Lean On Pete’s villain is Famine, rather than War or Death – Charley and Pete’s journey is characterised by a constant hunger and lack of resources. Haigh’s thirsty, yellowed landscapes are begging to be used in a car commercial, wild horses breaking free for the horizon, but Pete is just an obstacle. If the film were any less humanist, it might seem like a direct comment on the romantic ideal of a teen runaway – a movie where the plucky animal companion slowly becomes just another anchor that drags its wide-eyed hero into desolation.
The Rider is my favourite in this mini-trend of movies that are fixated on horses as a doomed expression of their rider’s desires. Chloe Zhao’s second feature gallops along the line between documentary and storytelling, in casting the locals of the South Dakota badlands as themselves. In a Heath Ledger-esque “performance”, Brady Jandreau plays Brady Blackburn, a talented bucking bronco rider who’s been medically advised to stop competing in local rodeos after a near-fatal accident. Each narrative scene in the film works to get Brady away from the rodeo – every human character implores him to not be a hero, and Zhao adopts the pacing of a thriller to convey the side effects of Brady’s brain damage from the accident. But all this rationing is undone in the long shots of Jandreau, a working horse trainer, doing what he does on a daily basis for the camera.

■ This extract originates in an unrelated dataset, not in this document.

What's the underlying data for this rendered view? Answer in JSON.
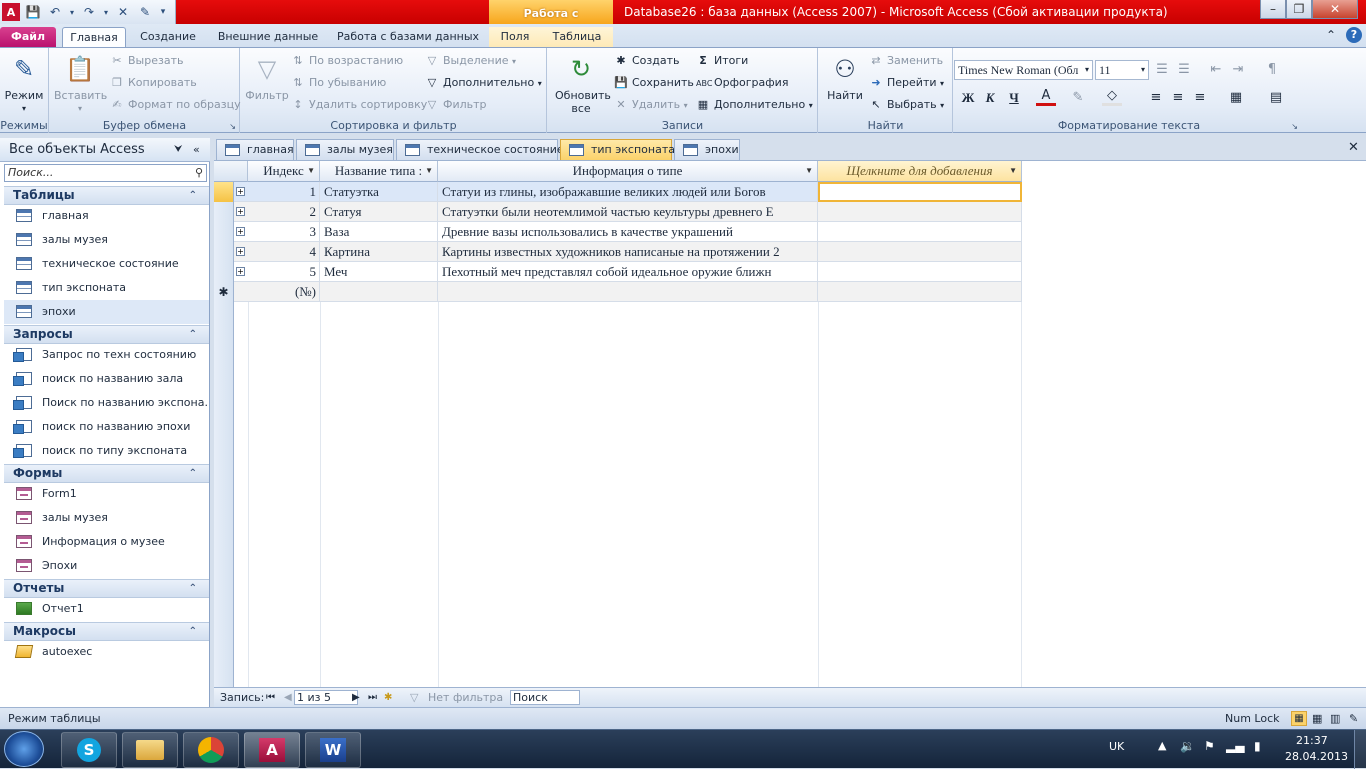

We watch in real time, over two or three minutes, as Jandreau calms down a skittish foal with only his voice and body language, clicking his tongue and murmuring to the animal until its frenzied eyes turn flat. Zhao’s loosely scripted narrative about dying for what you love is solid and keenly felt, but it’s clear that these barely-edited horse-and-boy scenes are the reason for the movie’s existence.
More so than in the glib, wickedly scripted Thoroughbreds, we see the rider’s desperate, symbiotic love for their steed. More so than in Lean On Pete’s big-hearted look at teen displacement and homelessness, we approach an understanding of how humans and animals might hurt each other, even fatally – not despite their intimate bond, but because of it.
I used to know a few crazy horse girls. Girls who never cut their hair, owned interminable quantities of officially licensed Saddle Club merch, were certain they would grow up to either be veterinarians or Taylor Swift. Most kids love animals, stuffed or real, but for some reason only horse girls are labelled crazy.
I myself skipped the crazy horse girl stage. My main embarrassing phase was in smugly rejecting the concept of teenage fandom at all – when I was 14, I listened solely to classic rock to convince myself that I was more mature or special than any of my friends who wagged school to be on ticketmaster.com the second One Direction tickets got released. I doggedly believed that listening to The Doors and burning $3 sticks of incense from Ishka was a form of rebellion, and used to find meaning in Jim Morrison’s bloated poetry. Morrison claims he wrote the sophomoric spoken-word piece “Horse Latitudes” at 12 years old, which is probably why only a 14-year-old could take it seriously.
‘Horse Latitudes’ is a maritime term that refers to a prolonged period of calm waters in the middle of a long journey at sea. The same Spanish ships that colonized the Americas would find themselves stuck in eerily flat seas, still months from their destination. Starting to panic about their dwindling rations, the crews had no choice but to throw their horses overboard. That’s got to rank pretty high on the taxonomy if you ask me.